Barrow Utilities and Electric, Co-op, Inc., Dual Membrane System
Barrow, Alaska, residents are served by the Barrow Utilities and Electric Co-op, Inc. (BUECI), for water, wastewater, and power. In 1998, BUECI decided to improve the water treatment system.
GV Jones and Associates performed a pilot study for BUECI to determine the effectiveness of the dual membrane system at treating the surface water in the Isatkoak Reservoir, which serves as the communities source water. The source has color and algae issues. The intent of the dual membrane was to remove disinfection-by-product precursors, which can be an issue in surface water sources that have high organics levels. The microfiltration removes particulates and organisms by physical separation. The pilot skids were installed in the building and produced water that was not sent to distribution. The pilot study lasted for 1 year and the data collected was used to size the equipment as well as determine the approriate operating modes, such as cleaning regimens and likely membrane replacement intervals. Piloting efforts can also help designers determine what kind of pre and post treatment will be most beneficial to the system. At BUECI, The pilot study showed that the microfilter was effective at remvoing algae and sediment. The filtrate from the microfilter pilot skid was sent to the nanofiltration pilot skid. Prior experiences indicated that nanofiltration is an effective method of removing the organics that are common disinfection-by-product precursors. The pilot study showed a significant reduction in the formation of disinfection-by-products after the nanofiltration skid.
Since the outcome of the piloting effort was positive, BUECI decided to have GVJ&A design a full sized dual membrane system. The system that was designed and installed has a maximum operating production of about 240 GPM. In membrane systems, the designers must remember to account for removal and replacement of the membranes, which requires an additional clearance at the ends of the pressure vessels. Also important to the design are considerations for future growth. The system is designed so that an identical train of both microfiltration and ultrafiltration units could be set inparallel to the current units. Typically designers will look at past community growth to determine the most likely groth rate for the community. A typical value in Alaska is between 3 and 5 percent, although some smaller villages can be much lower. Even if historical growth is lower than 3%, GVJ&A will use a value of at least 3%.
The dual membrane system was installed in 2001 and has been producing quality potable water to Barrow citizens since then.

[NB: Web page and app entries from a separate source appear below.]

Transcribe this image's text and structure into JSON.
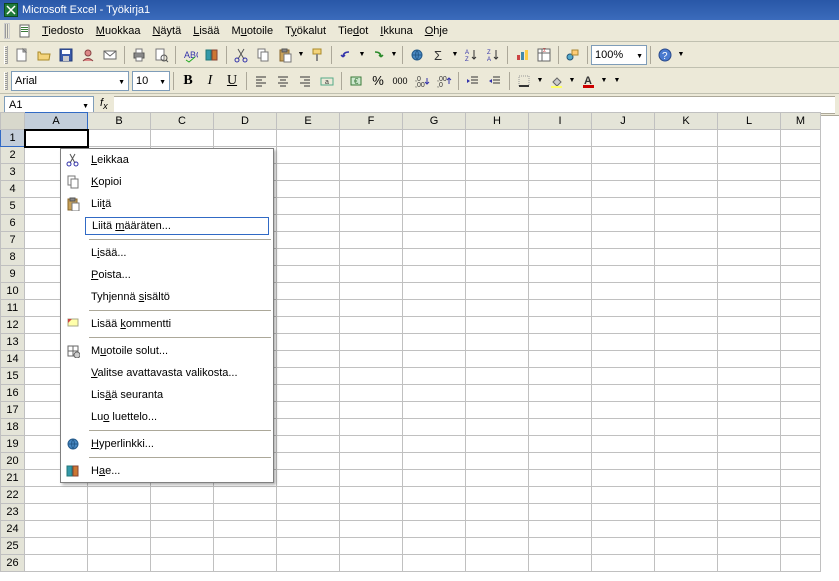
{
  "title": "Microsoft Excel - Työkirja1",
  "menu": {
    "tiedosto": "Tiedosto",
    "muokkaa": "Muokkaa",
    "nayta": "Näytä",
    "lisaa": "Lisää",
    "muotoile": "Muotoile",
    "tyokalut": "Työkalut",
    "tiedot": "Tiedot",
    "ikkuna": "Ikkuna",
    "ohje": "Ohje"
  },
  "toolbar1": {
    "zoom": "100%"
  },
  "toolbar2": {
    "font": "Arial",
    "size": "10",
    "bold": "B",
    "italic": "I",
    "underline": "U",
    "currency": "€",
    "percent": "%",
    "thousands": "000"
  },
  "namebox": {
    "cell": "A1"
  },
  "formula": {
    "value": ""
  },
  "columns": [
    "A",
    "B",
    "C",
    "D",
    "E",
    "F",
    "G",
    "H",
    "I",
    "J",
    "K",
    "L",
    "M"
  ],
  "rows": [
    "1",
    "2",
    "3",
    "4",
    "5",
    "6",
    "7",
    "8",
    "9",
    "10",
    "11",
    "12",
    "13",
    "14",
    "15",
    "16",
    "17",
    "18",
    "19",
    "20",
    "21",
    "22",
    "23",
    "24",
    "25",
    "26"
  ],
  "selected": {
    "col": "A",
    "row": "1"
  },
  "context_menu": {
    "cut": "Leikkaa",
    "copy": "Kopioi",
    "paste": "Liitä",
    "paste_special": "Liitä määräten...",
    "insert": "Lisää...",
    "delete": "Poista...",
    "clear": "Tyhjennä sisältö",
    "insert_comment": "Lisää kommentti",
    "format_cells": "Muotoile solut...",
    "pick_list": "Valitse avattavasta valikosta...",
    "add_watch": "Lisää seuranta",
    "create_list": "Luo luettelo...",
    "hyperlink": "Hyperlinkki...",
    "lookup": "Hae..."
  }
}
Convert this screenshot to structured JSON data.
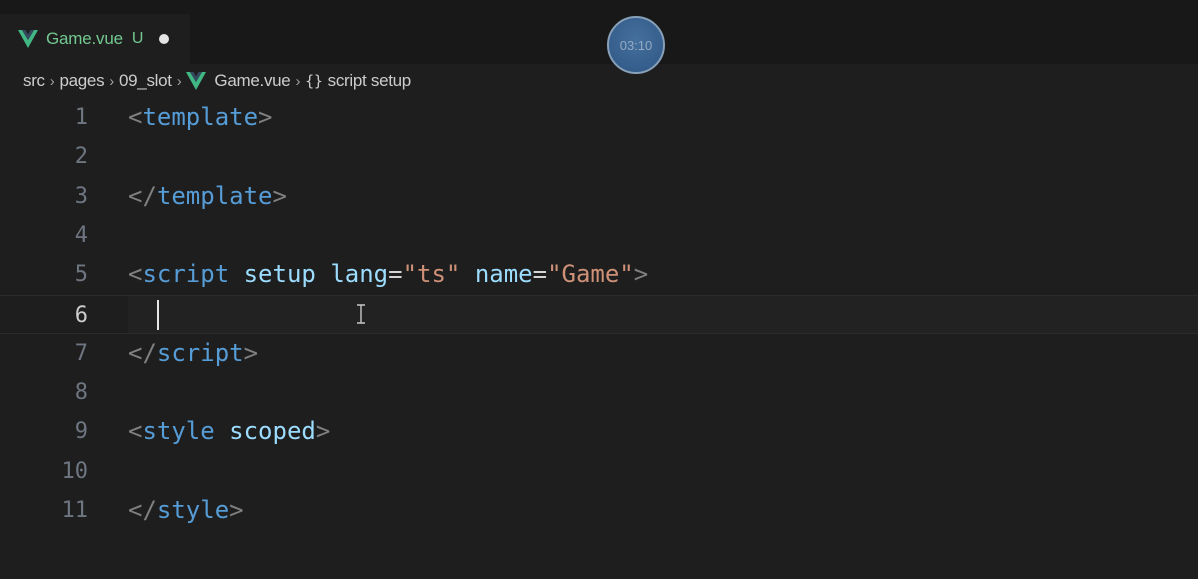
{
  "tab": {
    "filename": "Game.vue",
    "status": "U",
    "icon": "vue-logo-icon",
    "color": "#73c991"
  },
  "timer": {
    "label": "03:10"
  },
  "breadcrumb": {
    "items": [
      "src",
      "pages",
      "09_slot"
    ],
    "file": "Game.vue",
    "symbol_icon": "{}",
    "symbol": "script setup"
  },
  "editor": {
    "current_line": 6,
    "lines": [
      {
        "n": "1",
        "tokens": [
          {
            "t": "<",
            "c": "punct"
          },
          {
            "t": "template",
            "c": "tag"
          },
          {
            "t": ">",
            "c": "punct"
          }
        ]
      },
      {
        "n": "2",
        "tokens": []
      },
      {
        "n": "3",
        "tokens": [
          {
            "t": "</",
            "c": "punct"
          },
          {
            "t": "template",
            "c": "tag"
          },
          {
            "t": ">",
            "c": "punct"
          }
        ]
      },
      {
        "n": "4",
        "tokens": []
      },
      {
        "n": "5",
        "tokens": [
          {
            "t": "<",
            "c": "punct"
          },
          {
            "t": "script",
            "c": "tag"
          },
          {
            "t": " ",
            "c": "eq"
          },
          {
            "t": "setup",
            "c": "attr"
          },
          {
            "t": " ",
            "c": "eq"
          },
          {
            "t": "lang",
            "c": "attr"
          },
          {
            "t": "=",
            "c": "eq"
          },
          {
            "t": "\"ts\"",
            "c": "str"
          },
          {
            "t": " ",
            "c": "eq"
          },
          {
            "t": "name",
            "c": "attr"
          },
          {
            "t": "=",
            "c": "eq"
          },
          {
            "t": "\"Game\"",
            "c": "str"
          },
          {
            "t": ">",
            "c": "punct"
          }
        ]
      },
      {
        "n": "6",
        "tokens": []
      },
      {
        "n": "7",
        "tokens": [
          {
            "t": "</",
            "c": "punct"
          },
          {
            "t": "script",
            "c": "tag"
          },
          {
            "t": ">",
            "c": "punct"
          }
        ]
      },
      {
        "n": "8",
        "tokens": []
      },
      {
        "n": "9",
        "tokens": [
          {
            "t": "<",
            "c": "punct"
          },
          {
            "t": "style",
            "c": "tag"
          },
          {
            "t": " ",
            "c": "eq"
          },
          {
            "t": "scoped",
            "c": "attr"
          },
          {
            "t": ">",
            "c": "punct"
          }
        ]
      },
      {
        "n": "10",
        "tokens": []
      },
      {
        "n": "11",
        "tokens": [
          {
            "t": "</",
            "c": "punct"
          },
          {
            "t": "style",
            "c": "tag"
          },
          {
            "t": ">",
            "c": "punct"
          }
        ]
      }
    ]
  },
  "colors": {
    "background": "#1e1e1e",
    "tag": "#569cd6",
    "attribute": "#9cdcfe",
    "string": "#ce9178",
    "punctuation": "#808080",
    "line_number": "#6e7681"
  }
}
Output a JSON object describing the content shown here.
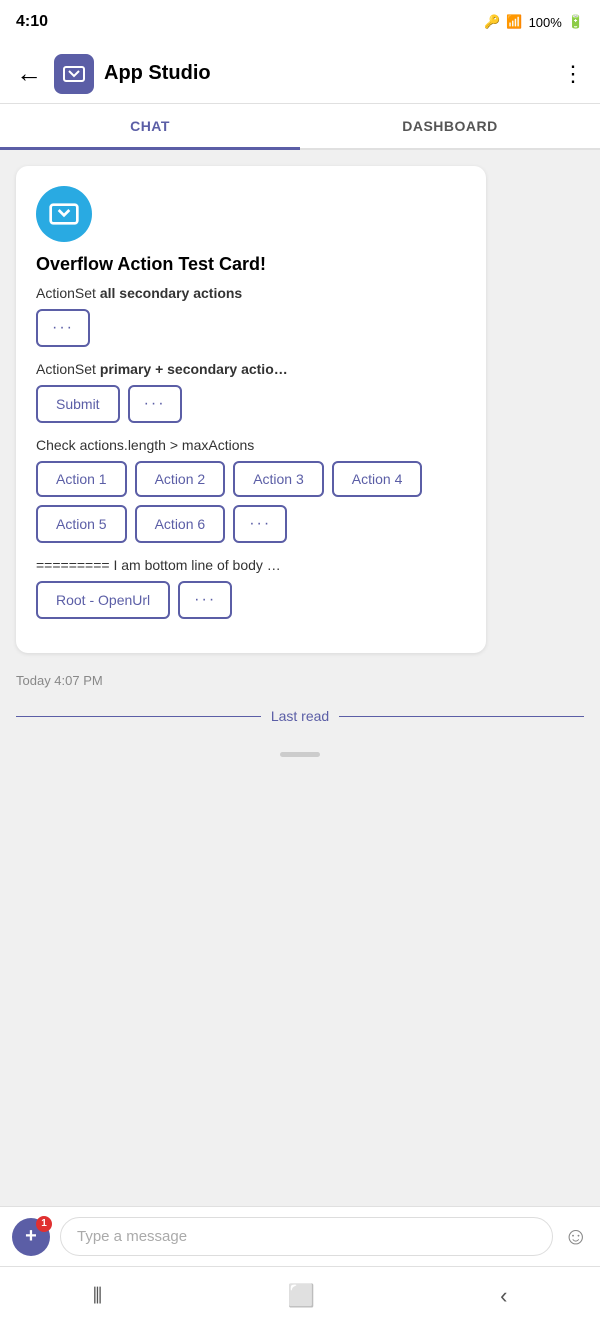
{
  "statusBar": {
    "time": "4:10",
    "battery": "100%"
  },
  "nav": {
    "title": "App Studio",
    "backLabel": "←",
    "moreLabel": "⋮"
  },
  "tabs": [
    {
      "id": "chat",
      "label": "CHAT",
      "active": true
    },
    {
      "id": "dashboard",
      "label": "DASHBOARD",
      "active": false
    }
  ],
  "card": {
    "title": "Overflow Action Test Card!",
    "section1": {
      "label": "ActionSet",
      "labelBold": "all secondary actions",
      "buttons": [
        {
          "id": "overflow1",
          "text": "···",
          "type": "overflow"
        }
      ]
    },
    "section2": {
      "label": "ActionSet",
      "labelBold": "primary + secondary actio…",
      "buttons": [
        {
          "id": "submit",
          "text": "Submit",
          "type": "action"
        },
        {
          "id": "overflow2",
          "text": "···",
          "type": "overflow"
        }
      ]
    },
    "section3": {
      "label": "Check actions.length > maxActions",
      "buttons": [
        {
          "id": "action1",
          "text": "Action 1",
          "type": "action"
        },
        {
          "id": "action2",
          "text": "Action 2",
          "type": "action"
        },
        {
          "id": "action3",
          "text": "Action 3",
          "type": "action"
        },
        {
          "id": "action4",
          "text": "Action 4",
          "type": "action"
        },
        {
          "id": "action5",
          "text": "Action 5",
          "type": "action"
        },
        {
          "id": "action6",
          "text": "Action 6",
          "type": "action"
        },
        {
          "id": "overflow3",
          "text": "···",
          "type": "overflow"
        }
      ]
    },
    "section4": {
      "label": "========= I am bottom line of body …",
      "buttons": [
        {
          "id": "rootOpenUrl",
          "text": "Root - OpenUrl",
          "type": "action"
        },
        {
          "id": "overflow4",
          "text": "···",
          "type": "overflow"
        }
      ]
    }
  },
  "timestamp": "Today 4:07 PM",
  "lastRead": "Last read",
  "input": {
    "placeholder": "Type a message",
    "attachBadge": "1"
  }
}
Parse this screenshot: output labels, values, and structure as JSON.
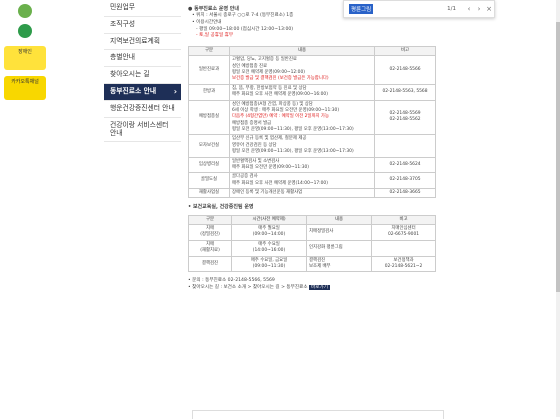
{
  "quick_links": [
    {
      "label": "",
      "color": "#6ab04c"
    },
    {
      "label": "",
      "color": "#2e9b4a"
    },
    {
      "label": "장애인",
      "color": "#ffe23b"
    },
    {
      "label": "카카오톡채널",
      "color": "#f8d700"
    }
  ],
  "sidebar": [
    "민원업무",
    "조직구성",
    "지역보건의료계획",
    "층별안내",
    "찾아오시는 길",
    "동부진료소 안내",
    "행운건강증진센터 안내",
    "건강이랑 서비스센터 안내"
  ],
  "find": {
    "query": "평륜그림",
    "count": "1/1"
  },
  "section_title": "동부진료소 운영 안내",
  "address_line": "위치 : 서울시 종로구 ○○로 7-4 (동부진료소) 1층",
  "operating_title": "이용시간안내",
  "operating_hours": "평일 09:00~18:00 (점심시간 12:00~13:00)",
  "holiday_note": "토,일 공휴일 휴무",
  "table1": {
    "headers": [
      "구분",
      "내용",
      "비고"
    ],
    "rows": [
      {
        "name": "일반진료과",
        "lines": [
          "고혈압, 당뇨, 고지혈증 등 일반진료",
          "성인 예방접종 진료",
          "평일 오전 예약제 운영(09:00~12:00)",
          "보건증 발급 및 결핵검진 (보건증 발급은 가능합니다)"
        ],
        "red": [
          3
        ],
        "note": "02-2148-5566"
      },
      {
        "name": "한방과",
        "lines": [
          "침, 뜸, 부항, 한방보험약 등 진료 및 상담",
          "매주 화요일 오후 사전 예약제 운영(09:00~16:00)"
        ],
        "red": [],
        "note": "02-2148-5563, 5568"
      },
      {
        "name": "예방접종실",
        "lines": [
          "성인 예방접종(A형 간염, 파상풍 등) 및 상담",
          "6세 이상 학생 : 매주 화요일 오전만 운영(09:00~11:30)",
          "다음주 (4형간염만) 예약 : 예약일 이전 2일까지 가능",
          "예방접종 증명서 발급",
          "평일 오전 운영(09:00~11:30), 평일 오후 운영(13:00~17:30)"
        ],
        "red": [
          2
        ],
        "note": "02-2148-5569\n02-2148-5562"
      },
      {
        "name": "모자보건실",
        "lines": [
          "임산부 신규 등록 및 엽산제, 철분제 제공",
          "영유아 건강검진 등 상담",
          "평일 오전 운영(09:00~11:30), 평일 오후 운영(13:00~17:30)"
        ],
        "red": [],
        "note": ""
      },
      {
        "name": "임상병리실",
        "lines": [
          "일반혈액검사 및 소변검사",
          "매주 화요일 오전만 운영(09:00~11:30)"
        ],
        "red": [],
        "note": "02-2148-5624"
      },
      {
        "name": "골밀도실",
        "lines": [
          "골다공증 검사",
          "매주 화요일 오후 사전 예약제 운영(14:00~17:00)"
        ],
        "red": [],
        "note": "02-2148-3705"
      },
      {
        "name": "재활사업실",
        "lines": [
          "장애인 등록 및 기능개선운동 재활사업"
        ],
        "red": [],
        "note": "02-2148-3665"
      }
    ]
  },
  "subsection_title": "보건교육실, 건강증진팀 운영",
  "table2": {
    "headers": [
      "구분",
      "시간(사전 예약제)",
      "내용",
      "비고"
    ],
    "rows": [
      {
        "name": "치매\n(정밀검진)",
        "time": "매주 월요일\n(09:00~14:00)",
        "content": "치매정밀검사",
        "note": "치매안심센터\n02-6675-9001"
      },
      {
        "name": "치매\n(재활치료)",
        "time": "매주 수요일\n(14:00~16:00)",
        "content": "인지강화 평륜그림",
        "note": ""
      },
      {
        "name": "결핵검진",
        "time": "매주 수요일, 금요일\n(09:00~11:30)",
        "content": "결핵검진\n보조제 배부",
        "note": "보건정책과\n02-2148-5621~2"
      }
    ]
  },
  "footer1": "문의 : 동부진료소 02-2148-5566, 5569",
  "footer2": "찾아오시는 길 : 보건소 소개 > 찾아오시는 길 > 동부진료소",
  "footer_button": "바로가기"
}
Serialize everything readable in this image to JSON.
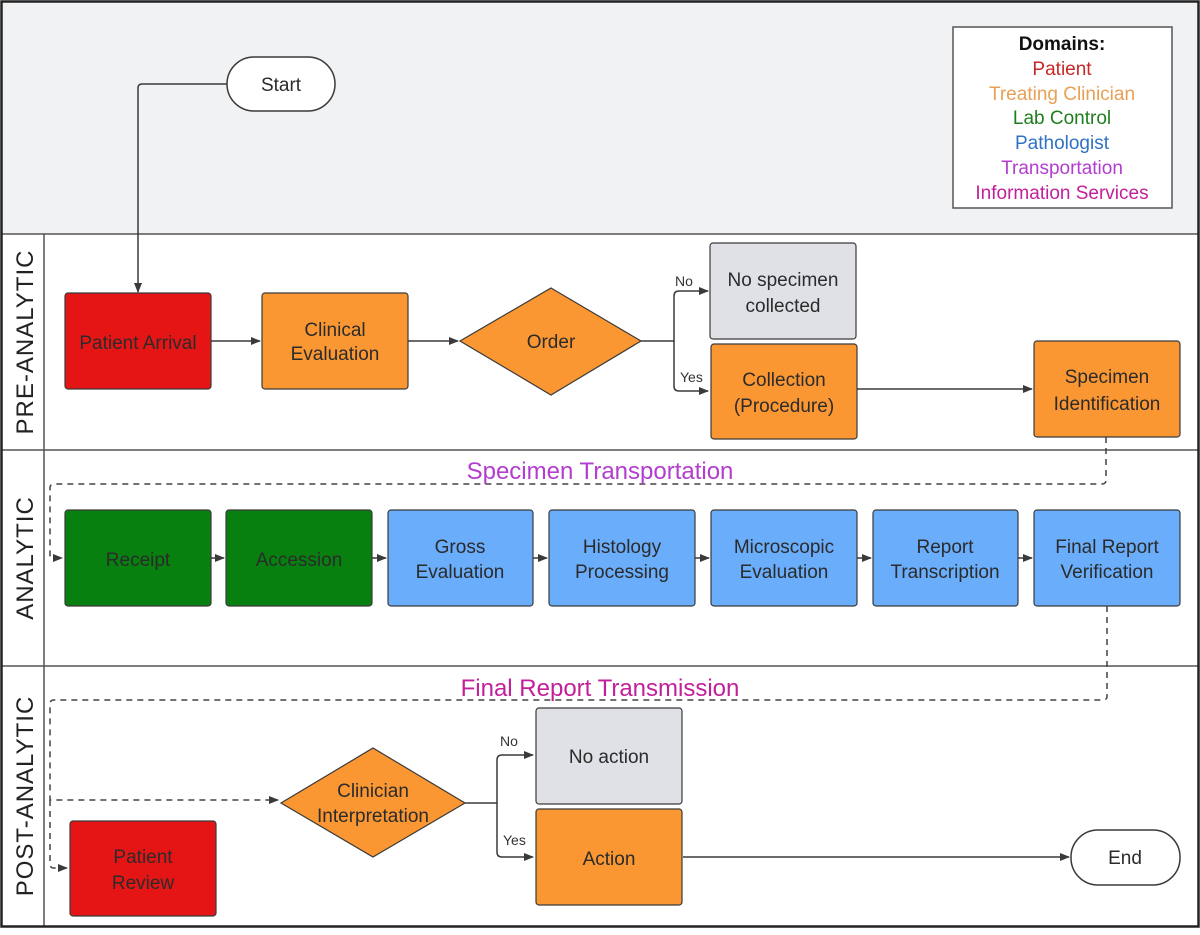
{
  "legend": {
    "title": "Domains:",
    "items": [
      {
        "label": "Patient",
        "color": "#c62828"
      },
      {
        "label": "Treating Clinician",
        "color": "#e8a055"
      },
      {
        "label": "Lab Control",
        "color": "#1e7e1e"
      },
      {
        "label": "Pathologist",
        "color": "#2f72c4"
      },
      {
        "label": "Transportation",
        "color": "#b43ccf"
      },
      {
        "label": "Information Services",
        "color": "#c21f9a"
      }
    ]
  },
  "lanes": [
    {
      "id": "pre",
      "label": "PRE-ANALYTIC"
    },
    {
      "id": "analytic",
      "label": "ANALYTIC"
    },
    {
      "id": "post",
      "label": "POST-ANALYTIC"
    }
  ],
  "colors": {
    "patient": "#e61515",
    "clinician": "#fb9733",
    "lab": "#07800f",
    "pathologist": "#6aadfa",
    "neutral": "#dfe1e6",
    "terminal": "#ffffff",
    "header_bg": "#f1f2f4",
    "transport_label": "#b43ccf",
    "info_label": "#c21f9a"
  },
  "nodes": {
    "start": "Start",
    "end": "End",
    "patient_arrival": "Patient Arrival",
    "clinical_evaluation": [
      "Clinical",
      "Evaluation"
    ],
    "order": "Order",
    "no_specimen": [
      "No specimen",
      "collected"
    ],
    "collection": [
      "Collection",
      "(Procedure)"
    ],
    "specimen_identification": [
      "Specimen",
      "Identification"
    ],
    "receipt": "Receipt",
    "accession": "Accession",
    "gross_evaluation": [
      "Gross",
      "Evaluation"
    ],
    "histology_processing": [
      "Histology",
      "Processing"
    ],
    "microscopic_evaluation": [
      "Microscopic",
      "Evaluation"
    ],
    "report_transcription": [
      "Report",
      "Transcription"
    ],
    "final_report_verification": [
      "Final Report",
      "Verification"
    ],
    "clinician_interpretation": [
      "Clinician",
      "Interpretation"
    ],
    "no_action": "No action",
    "action": "Action",
    "patient_review": [
      "Patient",
      "Review"
    ]
  },
  "branches": {
    "no": "No",
    "yes": "Yes"
  },
  "flows": {
    "specimen_transportation": "Specimen Transportation",
    "final_report_transmission": "Final Report Transmission"
  }
}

The system is monitored for disinfection-by-products on a quarterly basis and the results have been very good. Prior to the system installation, disinfection-by-product concentrations were as high as 100 µg/L TTHM and 59 µg/LHAA5 and as low as 23 µg/L TTHM and 4.6 µg/L HAA5. After installation of the dual membrane system, concentrations reach as high as 20 µg/L TTHM and 26.1 µg/L HAA%, although the typical values are lower than 10 µg/L TTHM and 3 µg/L HAA5. The disinfection-by-product concetraion starts to go up when the membranes need changed. The current DBP Rule maximum contaminant level is 80 µg/L TTHM and 60 µg/L HAA5.
Between 2012 and 2016 staged upgrades were completed to expand the original dual membrane capacity from 240 gpm to 480 gpm by adding an additional skid of NF and of MF capacity. These upgrades included modifications to raw water pumping capacity, raw water heating capacity, treated water storage tanks, treated water conveyance, and raw water intake screening. The final stage of the upgrade was to install the second NF train and the second MF skid. However, the MF technology had changed since the original 1998 project. The ultrafiltration (UF) membranes are capable of operating at lower feed pressures and can remove a higher percentage of organic material. In order to ensure continued removal of the DBP precursors with the new membranes and operational parameters, BUECI decided to undertake a piloting effort during the summer of 2016. The pilot data confirmed that the UF membranes were performing as well or better than the UF membranes. In the fall of 2017, the design of the two-train dual-membrane system was completed. The existing NF skid was replicated, but the existing MF skid was replaced with a UF skid and a second UF skid was added. The equipment was purchased by BUECI in order to complete the design using the most accurate shop drawings possible. Construction was complete between September 2018 and March 2019.
Since startup of the new skids, BUECI has enjoyed the ability to take the system off line more often and complete maintenance tasks that would have previously caused concern about re-filling the storage tanks.
|Amiad Disc Filter Skid||NF Skid||UF Skid|